*** Data listing Section Begins ***
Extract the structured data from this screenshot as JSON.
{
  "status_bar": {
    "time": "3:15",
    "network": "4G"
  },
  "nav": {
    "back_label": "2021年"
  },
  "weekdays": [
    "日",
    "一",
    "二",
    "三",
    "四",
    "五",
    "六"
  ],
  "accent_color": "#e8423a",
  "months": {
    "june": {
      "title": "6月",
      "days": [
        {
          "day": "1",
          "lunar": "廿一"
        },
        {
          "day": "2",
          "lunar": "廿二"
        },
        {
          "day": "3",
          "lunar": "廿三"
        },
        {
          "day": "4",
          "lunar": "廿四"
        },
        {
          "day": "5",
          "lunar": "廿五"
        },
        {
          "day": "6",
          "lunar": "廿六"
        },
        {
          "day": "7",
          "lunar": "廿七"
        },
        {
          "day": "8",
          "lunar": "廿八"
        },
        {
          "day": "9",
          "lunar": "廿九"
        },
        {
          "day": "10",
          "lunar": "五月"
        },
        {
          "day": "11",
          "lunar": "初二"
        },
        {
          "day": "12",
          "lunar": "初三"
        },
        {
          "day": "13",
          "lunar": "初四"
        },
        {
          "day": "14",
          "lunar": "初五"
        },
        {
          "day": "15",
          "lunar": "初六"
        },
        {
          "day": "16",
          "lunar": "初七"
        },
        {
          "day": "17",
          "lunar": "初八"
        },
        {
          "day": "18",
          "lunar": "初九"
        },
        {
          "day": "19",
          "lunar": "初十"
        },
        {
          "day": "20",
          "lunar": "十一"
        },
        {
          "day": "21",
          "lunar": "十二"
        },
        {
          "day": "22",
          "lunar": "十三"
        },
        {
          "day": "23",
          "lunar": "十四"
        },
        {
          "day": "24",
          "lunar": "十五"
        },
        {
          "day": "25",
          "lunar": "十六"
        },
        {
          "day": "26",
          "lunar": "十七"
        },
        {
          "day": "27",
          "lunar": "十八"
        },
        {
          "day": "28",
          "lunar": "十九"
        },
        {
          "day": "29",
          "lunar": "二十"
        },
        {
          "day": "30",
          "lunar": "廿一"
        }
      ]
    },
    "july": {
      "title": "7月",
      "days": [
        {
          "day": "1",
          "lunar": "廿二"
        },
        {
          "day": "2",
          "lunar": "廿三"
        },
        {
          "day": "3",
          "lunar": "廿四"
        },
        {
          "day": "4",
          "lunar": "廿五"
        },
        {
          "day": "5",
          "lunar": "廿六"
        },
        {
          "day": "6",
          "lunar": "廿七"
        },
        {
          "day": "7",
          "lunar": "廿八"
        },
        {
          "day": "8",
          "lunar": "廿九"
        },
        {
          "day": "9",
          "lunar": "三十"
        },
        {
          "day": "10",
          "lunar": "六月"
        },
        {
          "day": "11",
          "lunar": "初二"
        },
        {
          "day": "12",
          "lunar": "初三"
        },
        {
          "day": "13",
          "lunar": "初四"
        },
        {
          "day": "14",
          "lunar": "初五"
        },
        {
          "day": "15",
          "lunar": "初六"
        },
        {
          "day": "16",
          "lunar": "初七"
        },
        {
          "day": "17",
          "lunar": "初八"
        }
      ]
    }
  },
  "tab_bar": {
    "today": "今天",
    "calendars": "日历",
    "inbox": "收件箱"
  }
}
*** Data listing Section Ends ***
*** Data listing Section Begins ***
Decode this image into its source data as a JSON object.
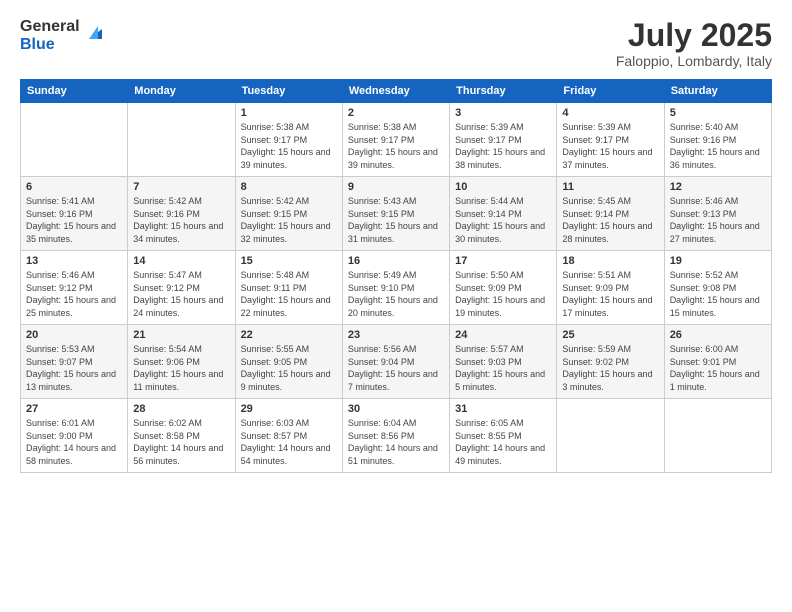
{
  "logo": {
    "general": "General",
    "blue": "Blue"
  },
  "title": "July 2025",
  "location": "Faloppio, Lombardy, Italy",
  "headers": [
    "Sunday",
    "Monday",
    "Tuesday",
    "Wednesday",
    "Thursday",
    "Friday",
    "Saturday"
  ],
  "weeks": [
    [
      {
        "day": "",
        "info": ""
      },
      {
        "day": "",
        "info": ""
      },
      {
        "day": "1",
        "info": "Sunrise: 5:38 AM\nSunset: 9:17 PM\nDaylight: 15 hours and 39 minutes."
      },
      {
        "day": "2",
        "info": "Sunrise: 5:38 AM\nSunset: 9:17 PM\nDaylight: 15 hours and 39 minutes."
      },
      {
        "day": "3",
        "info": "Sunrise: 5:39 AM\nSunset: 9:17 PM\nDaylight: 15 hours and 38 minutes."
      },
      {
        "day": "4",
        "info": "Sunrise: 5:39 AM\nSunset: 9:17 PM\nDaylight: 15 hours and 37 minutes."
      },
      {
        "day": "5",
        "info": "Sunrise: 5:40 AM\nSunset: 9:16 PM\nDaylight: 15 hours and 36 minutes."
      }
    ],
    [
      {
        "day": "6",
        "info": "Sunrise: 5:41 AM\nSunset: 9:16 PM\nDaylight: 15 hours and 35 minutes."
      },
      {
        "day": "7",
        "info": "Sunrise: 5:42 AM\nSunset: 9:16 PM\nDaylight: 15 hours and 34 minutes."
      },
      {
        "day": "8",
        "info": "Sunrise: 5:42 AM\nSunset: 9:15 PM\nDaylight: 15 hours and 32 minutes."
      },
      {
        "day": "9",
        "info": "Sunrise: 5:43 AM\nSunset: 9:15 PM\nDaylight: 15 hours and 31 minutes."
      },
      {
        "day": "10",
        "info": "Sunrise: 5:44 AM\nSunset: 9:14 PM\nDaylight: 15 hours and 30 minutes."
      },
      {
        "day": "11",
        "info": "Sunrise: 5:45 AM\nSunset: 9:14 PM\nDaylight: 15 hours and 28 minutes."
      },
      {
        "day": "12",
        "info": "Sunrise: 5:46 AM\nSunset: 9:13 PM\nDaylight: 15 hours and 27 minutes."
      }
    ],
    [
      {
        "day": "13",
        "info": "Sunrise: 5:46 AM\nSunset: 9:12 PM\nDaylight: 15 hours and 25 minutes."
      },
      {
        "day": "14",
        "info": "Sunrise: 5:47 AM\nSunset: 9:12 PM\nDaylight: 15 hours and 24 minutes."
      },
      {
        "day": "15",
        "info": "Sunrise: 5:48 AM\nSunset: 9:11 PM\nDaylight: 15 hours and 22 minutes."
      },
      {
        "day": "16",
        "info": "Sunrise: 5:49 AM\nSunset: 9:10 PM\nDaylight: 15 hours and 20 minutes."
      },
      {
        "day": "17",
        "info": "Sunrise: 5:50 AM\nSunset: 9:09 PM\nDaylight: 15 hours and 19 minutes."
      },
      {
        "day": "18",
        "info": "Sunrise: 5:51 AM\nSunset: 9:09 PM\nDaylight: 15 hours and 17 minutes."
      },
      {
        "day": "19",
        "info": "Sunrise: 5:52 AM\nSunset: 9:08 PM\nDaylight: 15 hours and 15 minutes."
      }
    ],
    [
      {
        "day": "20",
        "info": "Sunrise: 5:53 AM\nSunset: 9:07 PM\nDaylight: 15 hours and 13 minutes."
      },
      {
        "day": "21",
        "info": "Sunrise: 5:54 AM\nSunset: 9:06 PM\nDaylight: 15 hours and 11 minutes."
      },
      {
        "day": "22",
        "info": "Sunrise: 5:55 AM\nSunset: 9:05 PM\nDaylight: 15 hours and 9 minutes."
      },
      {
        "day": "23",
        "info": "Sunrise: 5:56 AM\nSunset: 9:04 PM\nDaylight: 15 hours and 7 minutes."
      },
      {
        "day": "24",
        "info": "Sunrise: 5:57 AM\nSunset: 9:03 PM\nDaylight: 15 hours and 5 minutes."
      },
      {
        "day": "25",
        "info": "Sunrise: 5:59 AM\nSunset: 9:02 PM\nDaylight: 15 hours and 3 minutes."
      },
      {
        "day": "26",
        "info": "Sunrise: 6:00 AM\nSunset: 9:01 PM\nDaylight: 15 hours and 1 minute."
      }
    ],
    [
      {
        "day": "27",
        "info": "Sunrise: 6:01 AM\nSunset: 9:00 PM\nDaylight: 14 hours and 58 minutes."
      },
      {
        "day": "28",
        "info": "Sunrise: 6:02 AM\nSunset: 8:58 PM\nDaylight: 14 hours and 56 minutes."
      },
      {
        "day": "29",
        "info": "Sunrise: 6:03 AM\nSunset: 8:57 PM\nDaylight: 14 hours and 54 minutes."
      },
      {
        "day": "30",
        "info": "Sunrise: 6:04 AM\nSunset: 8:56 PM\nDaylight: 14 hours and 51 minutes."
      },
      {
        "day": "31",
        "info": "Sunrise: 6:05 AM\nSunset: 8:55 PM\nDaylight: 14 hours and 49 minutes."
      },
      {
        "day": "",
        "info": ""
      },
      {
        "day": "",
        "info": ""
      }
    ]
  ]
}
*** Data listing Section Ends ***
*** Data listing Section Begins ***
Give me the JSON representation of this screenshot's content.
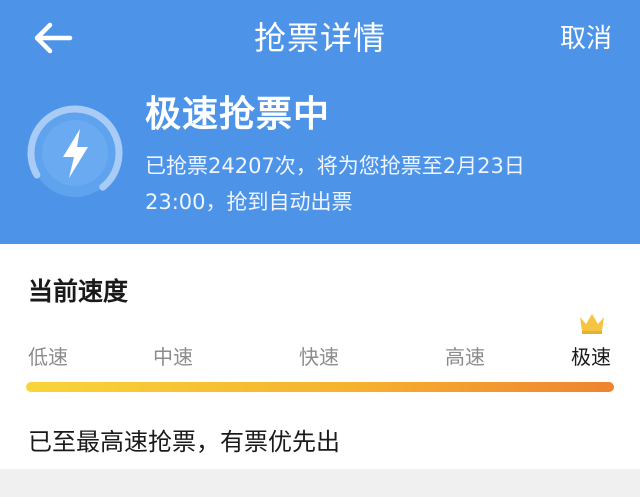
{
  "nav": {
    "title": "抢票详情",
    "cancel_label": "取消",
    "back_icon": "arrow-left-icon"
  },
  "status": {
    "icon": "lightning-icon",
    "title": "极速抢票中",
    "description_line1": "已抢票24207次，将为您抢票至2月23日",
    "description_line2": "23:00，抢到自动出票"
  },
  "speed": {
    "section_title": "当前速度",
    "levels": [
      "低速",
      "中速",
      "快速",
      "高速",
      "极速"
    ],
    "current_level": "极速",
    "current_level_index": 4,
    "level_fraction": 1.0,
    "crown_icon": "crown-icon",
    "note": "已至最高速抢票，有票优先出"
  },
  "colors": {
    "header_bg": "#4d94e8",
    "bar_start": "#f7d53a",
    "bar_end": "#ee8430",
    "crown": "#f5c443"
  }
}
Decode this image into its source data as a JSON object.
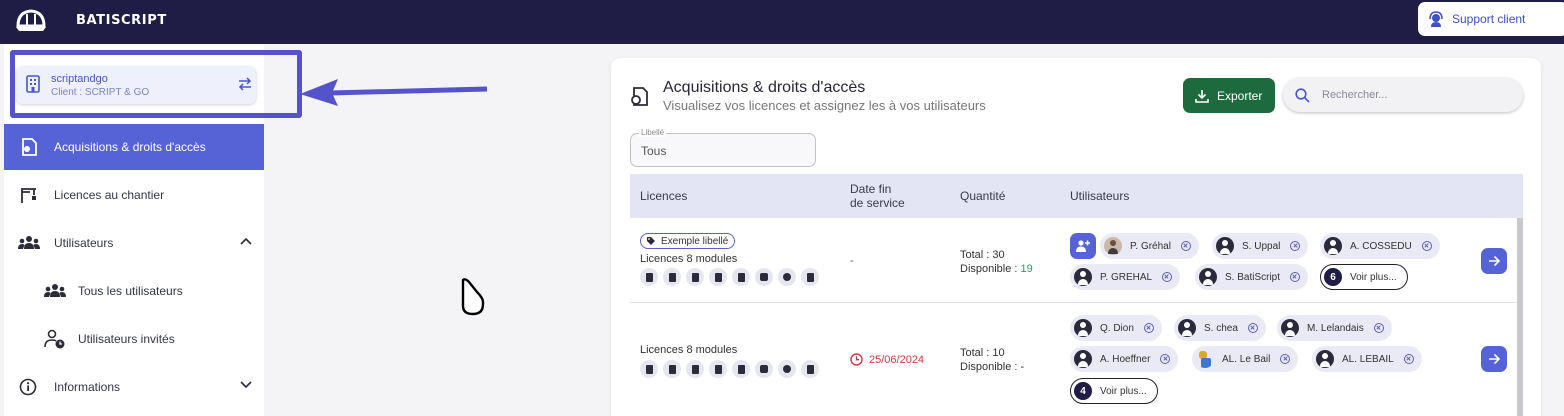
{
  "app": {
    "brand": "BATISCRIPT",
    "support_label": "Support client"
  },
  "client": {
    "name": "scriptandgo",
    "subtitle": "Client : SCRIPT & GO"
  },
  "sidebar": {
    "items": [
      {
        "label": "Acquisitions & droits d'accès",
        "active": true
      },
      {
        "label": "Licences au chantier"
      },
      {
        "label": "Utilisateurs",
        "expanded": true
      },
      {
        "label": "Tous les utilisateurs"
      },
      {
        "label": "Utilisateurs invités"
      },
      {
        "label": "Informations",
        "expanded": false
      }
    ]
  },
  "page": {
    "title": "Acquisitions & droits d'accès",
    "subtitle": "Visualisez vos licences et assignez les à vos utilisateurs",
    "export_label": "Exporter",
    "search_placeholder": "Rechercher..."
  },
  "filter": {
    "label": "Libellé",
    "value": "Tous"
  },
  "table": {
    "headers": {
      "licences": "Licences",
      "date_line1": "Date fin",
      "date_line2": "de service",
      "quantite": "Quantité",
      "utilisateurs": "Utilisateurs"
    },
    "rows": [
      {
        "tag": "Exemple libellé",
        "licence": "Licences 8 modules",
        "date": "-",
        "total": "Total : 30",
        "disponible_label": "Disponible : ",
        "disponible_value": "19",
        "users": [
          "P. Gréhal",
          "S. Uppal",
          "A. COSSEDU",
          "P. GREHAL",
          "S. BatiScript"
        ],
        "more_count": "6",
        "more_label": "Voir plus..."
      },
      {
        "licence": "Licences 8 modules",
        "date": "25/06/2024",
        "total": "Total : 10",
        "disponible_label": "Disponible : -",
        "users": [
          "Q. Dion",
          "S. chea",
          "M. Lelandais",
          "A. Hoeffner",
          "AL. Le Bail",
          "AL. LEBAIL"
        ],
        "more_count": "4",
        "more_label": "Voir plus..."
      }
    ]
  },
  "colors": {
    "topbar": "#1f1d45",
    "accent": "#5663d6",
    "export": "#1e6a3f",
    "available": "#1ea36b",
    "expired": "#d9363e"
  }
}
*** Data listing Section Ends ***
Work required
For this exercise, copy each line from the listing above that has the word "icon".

Solution for this exercise
    "back_icon": "arrow-left-icon"
    "icon": "lightning-icon",
    "crown_icon": "crown-icon",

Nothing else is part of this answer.